Riserva – The rules for what makes a Riserva vary from place to place. When you see Riserva on the label it means that the DOC(G) wine has been selected longer aging.
Classico – This term is referring to the original geographic region of the wine, usually a historic area, like Chianti. A Chianti Classico is from the very center of the generally larger Chianti wine growing area.
Superiore – This is a DOC wine that is of a higher standard. It can also, and often but not always, mean a higher alcohol content.
There are over 800 grape varieties that are found in Italy, but there are only few that you really need to know to help with your wine selection when you are in Italy.
Sangiovese – This grape has a smokey or black cherry note. You will find this grape used in wines in Umbria Tuscany and Emilia-Romagna. It is the base of Chianti Classico (look for the newly designed black rooster logo) and Brunello.

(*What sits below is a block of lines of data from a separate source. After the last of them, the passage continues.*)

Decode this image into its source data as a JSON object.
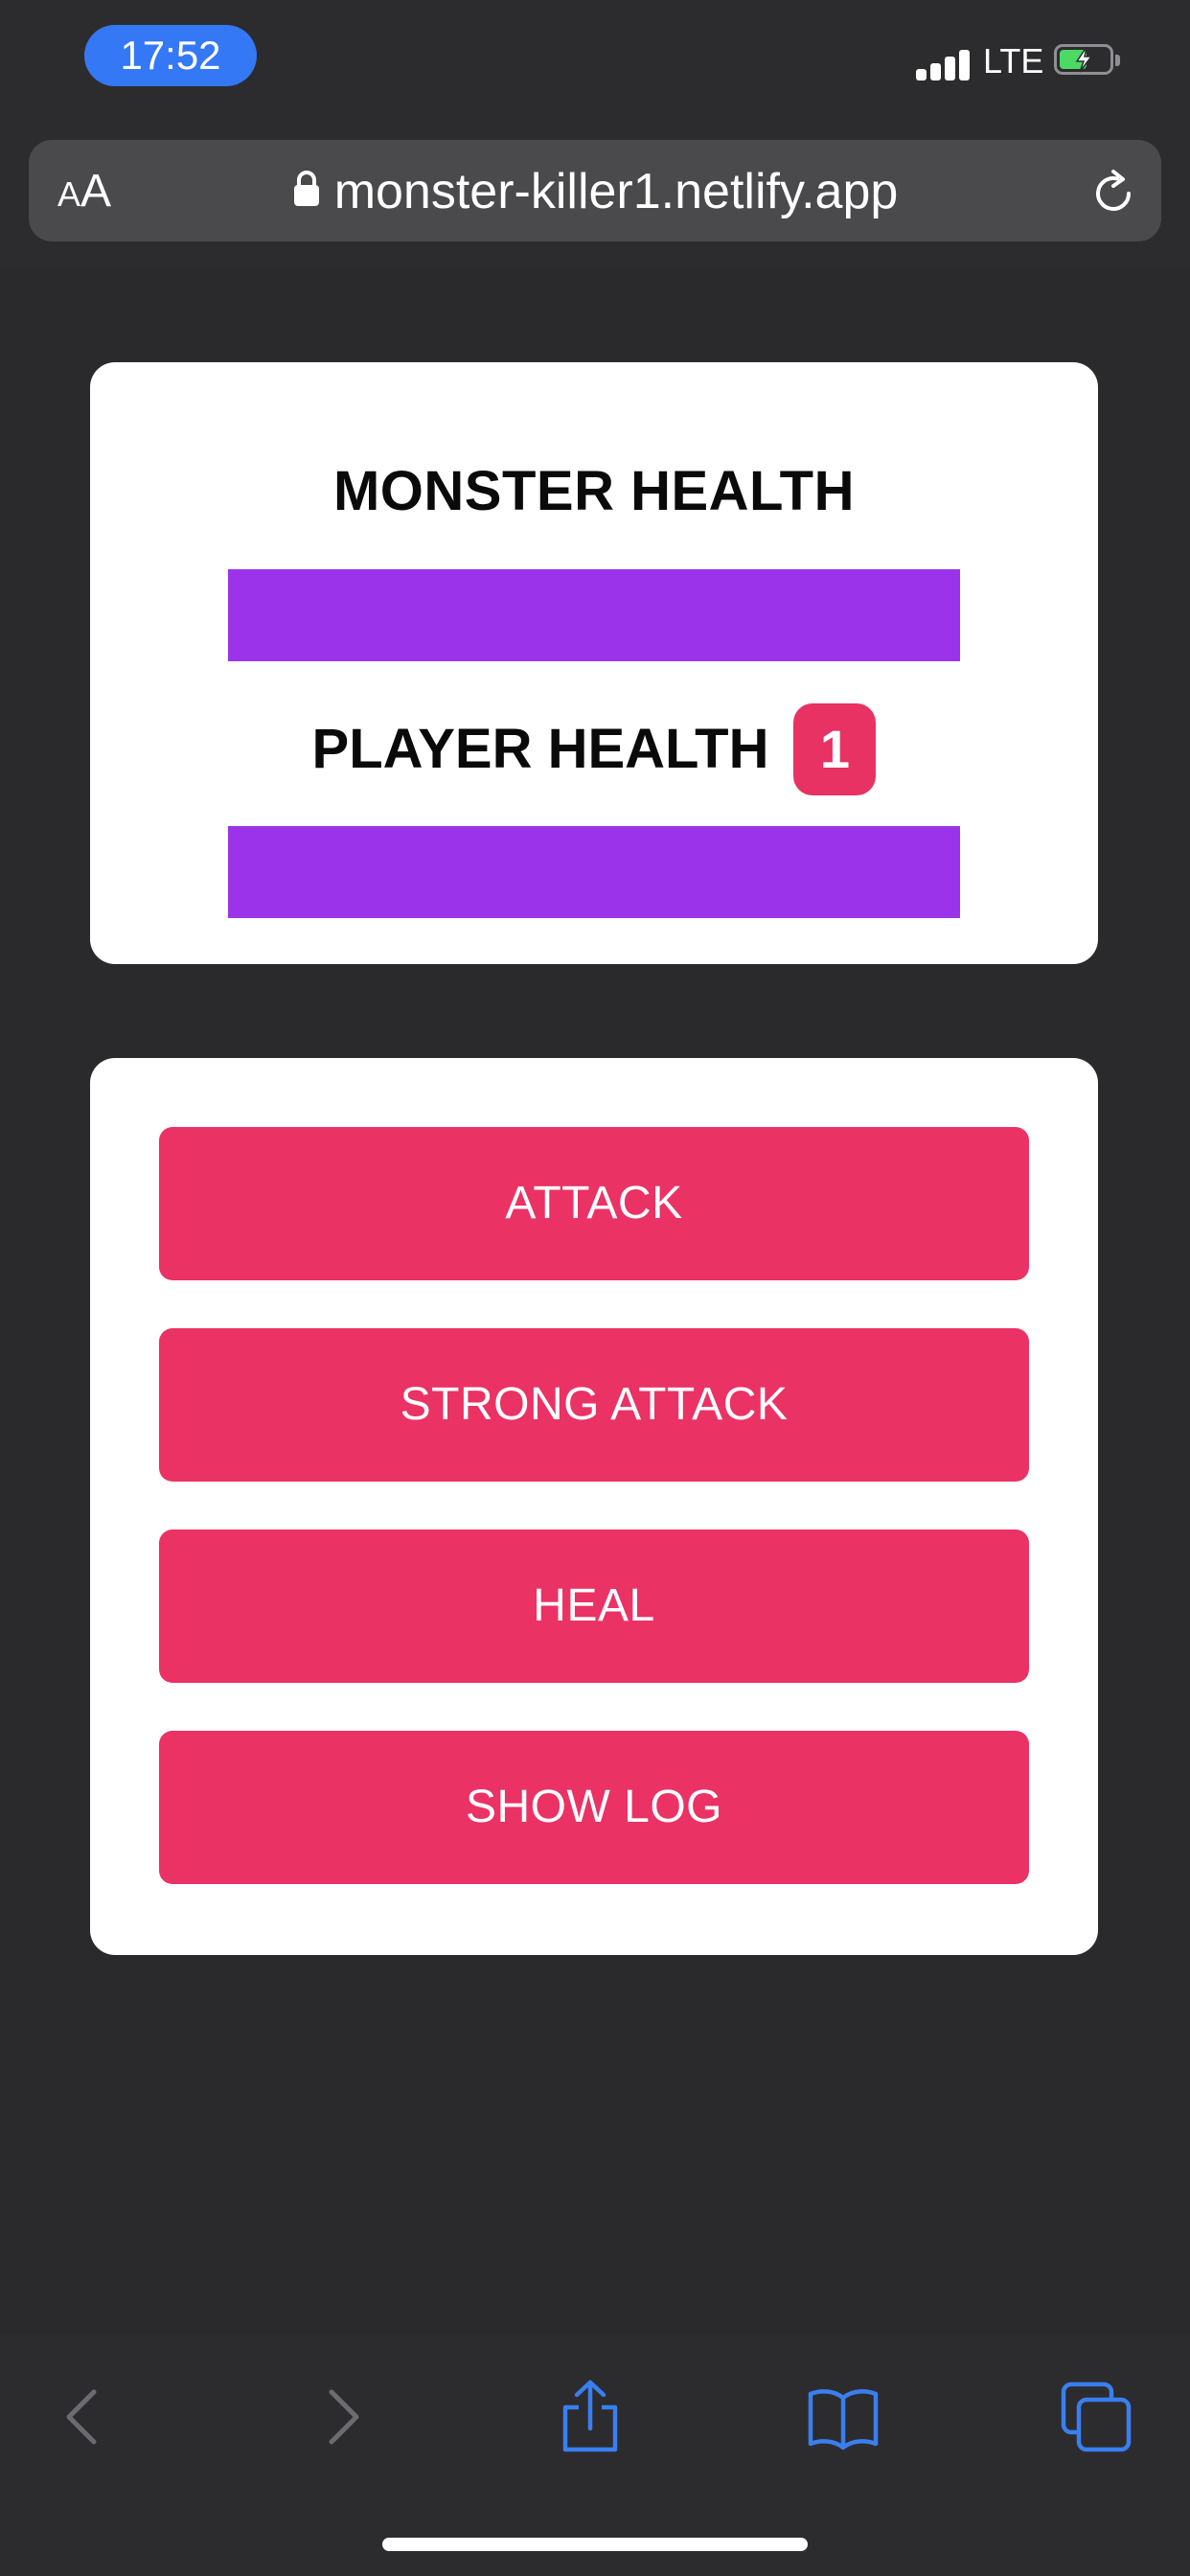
{
  "status_bar": {
    "time": "17:52",
    "network": "LTE",
    "accent_color": "#3478f6"
  },
  "browser": {
    "text_size_label_small": "A",
    "text_size_label_big": "A",
    "url": "monster-killer1.netlify.app",
    "icons": [
      "lock-icon",
      "reload-icon",
      "back-icon",
      "forward-icon",
      "share-icon",
      "bookmarks-icon",
      "tabs-icon"
    ]
  },
  "health": {
    "monster_title": "MONSTER HEALTH",
    "player_title": "PLAYER HEALTH",
    "bonus_lives": "1",
    "monster_health_fraction": 1.0,
    "player_health_fraction": 1.0,
    "bar_color": "#9b33eb"
  },
  "controls": {
    "attack_label": "ATTACK",
    "strong_attack_label": "STRONG ATTACK",
    "heal_label": "HEAL",
    "show_log_label": "SHOW LOG",
    "button_color": "#ea3265"
  }
}
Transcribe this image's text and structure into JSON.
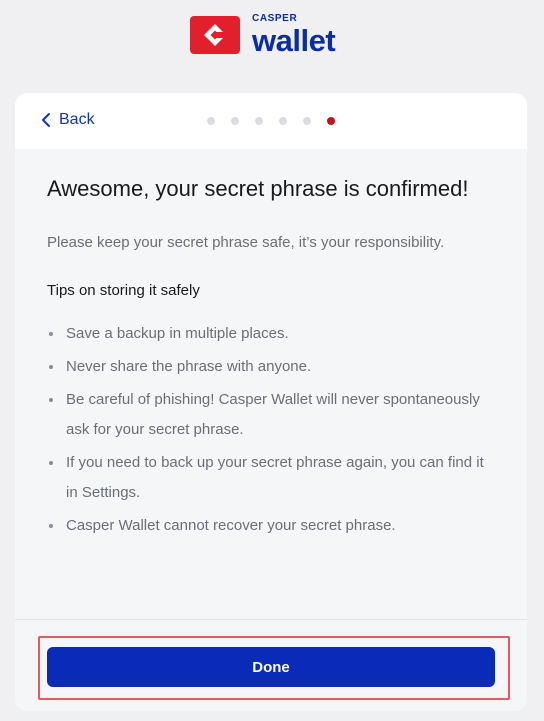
{
  "brand": {
    "small": "CASPER",
    "big": "wallet",
    "color": "#0a2ca8",
    "mark_color": "#e2202d"
  },
  "nav": {
    "back_label": "Back",
    "steps_total": 6,
    "active_step": 6
  },
  "content": {
    "title": "Awesome, your secret phrase is confirmed!",
    "subtitle": "Please keep your secret phrase safe, it’s your responsibility.",
    "tips_heading": "Tips on storing it safely",
    "tips": [
      "Save a backup in multiple places.",
      "Never share the phrase with anyone.",
      "Be careful of phishing! Casper Wallet will never spontaneously ask for your secret phrase.",
      "If you need to back up your secret phrase again, you can find it in Settings.",
      "Casper Wallet cannot recover your secret phrase."
    ]
  },
  "footer": {
    "done_label": "Done",
    "button_color": "#0a2ab8",
    "highlight_color": "#e35a5f"
  }
}
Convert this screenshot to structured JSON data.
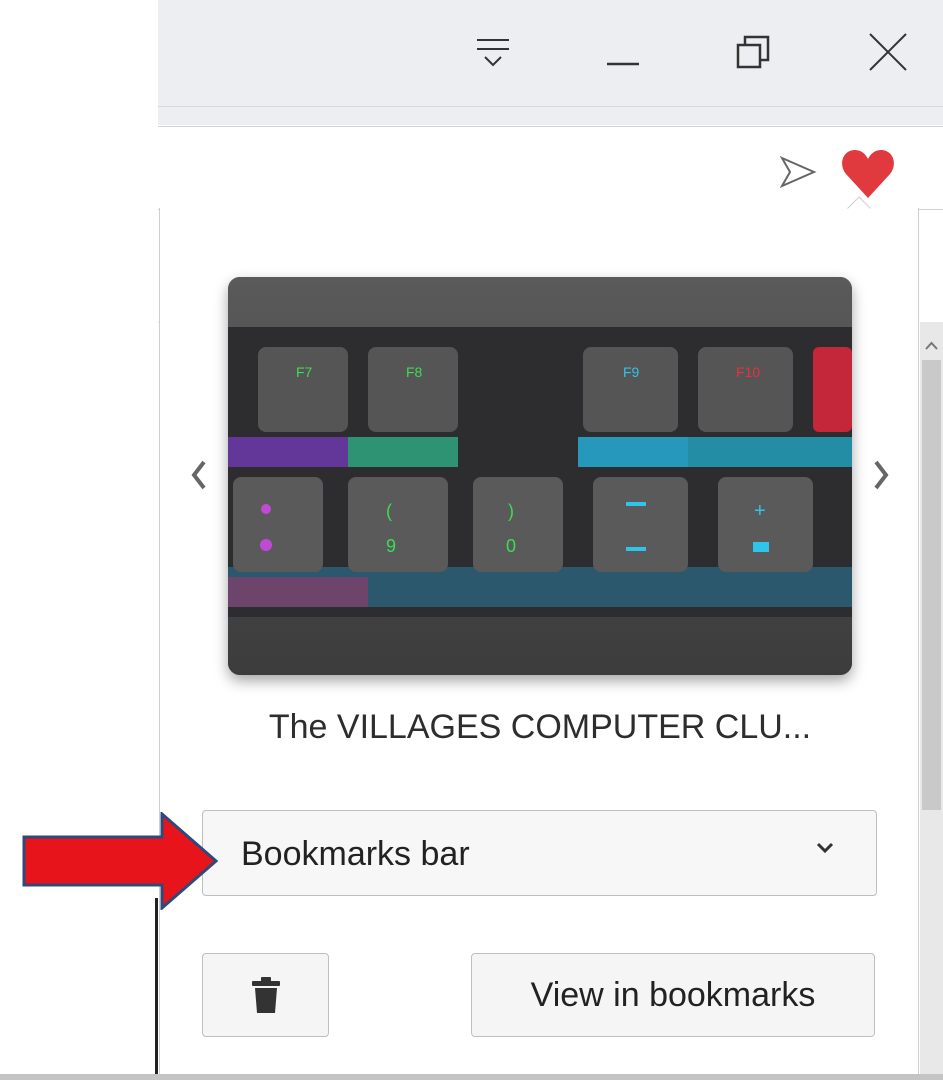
{
  "window": {
    "controls": [
      "tabs-menu-icon",
      "minimize-icon",
      "restore-icon",
      "close-icon"
    ]
  },
  "addressbar": {
    "icons": [
      "send-icon",
      "heart-icon"
    ],
    "heart_color": "#e0393e"
  },
  "bookmark_popup": {
    "title": "The VILLAGES COMPUTER CLU...",
    "folder": "Bookmarks bar",
    "delete_icon": "trash-icon",
    "view_button": "View in bookmarks"
  },
  "annotation": {
    "arrow_color": "#e8141b"
  }
}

Nebbiolo – With records dating back to the 1300’s this is one of Italy’s most nobel grapes. You will find it in wines from Piedmonte and Lombardia. It has lots of tannins and a licorice taste.
Barbera – This is the second most planted grape in Italy and is found in wines from the northern regions. It’s flavor is softly tannic and hearty.
Negroamaro – This word means black-bitter and has a big and spicy taste. It comes form sunny Puglia at the bottom of the Italian peninsula.
Montepulciano – This grape produces a deep, jammy wine. Look for it in Abruzzo and the Marche.
Primitivio – If you love California Zinfandel, look for the Puglian grape Primitivo. These two grape variety are genetically the same.
Nero D’Avola – Grown in Sicily, the strong and rich wine can be similar to new word Shiraz and Syrah’s
Dolcetto – A soft delicate wine from Piedmonte
Pino Grigio – A delicate tastes from the northern regions of Trentino and Alto Aldige
Vermentino – from the Island of Sardinia, this wine is good with seafood
Fiano – a crisp, spicy full flavored grape from Camapana
Greco – full bodied flavor from Campana
Malvasia – thought to originate from greece, a dry aromatic taste, this grape is commonly found in wines produced near Rome.
Vernaccia – aromatic and delicate from the Tuscan hills near San Gimingano
The most widely grown grape in Italy, comprising about 10% of the vineyard areas, is Sangiovese.
Of course a beautiful wine is not just about the grapes. The Terroir – meaning the soil, weather, altitude, producers process are all part of the alchemy and magic that go into a great tasting wine.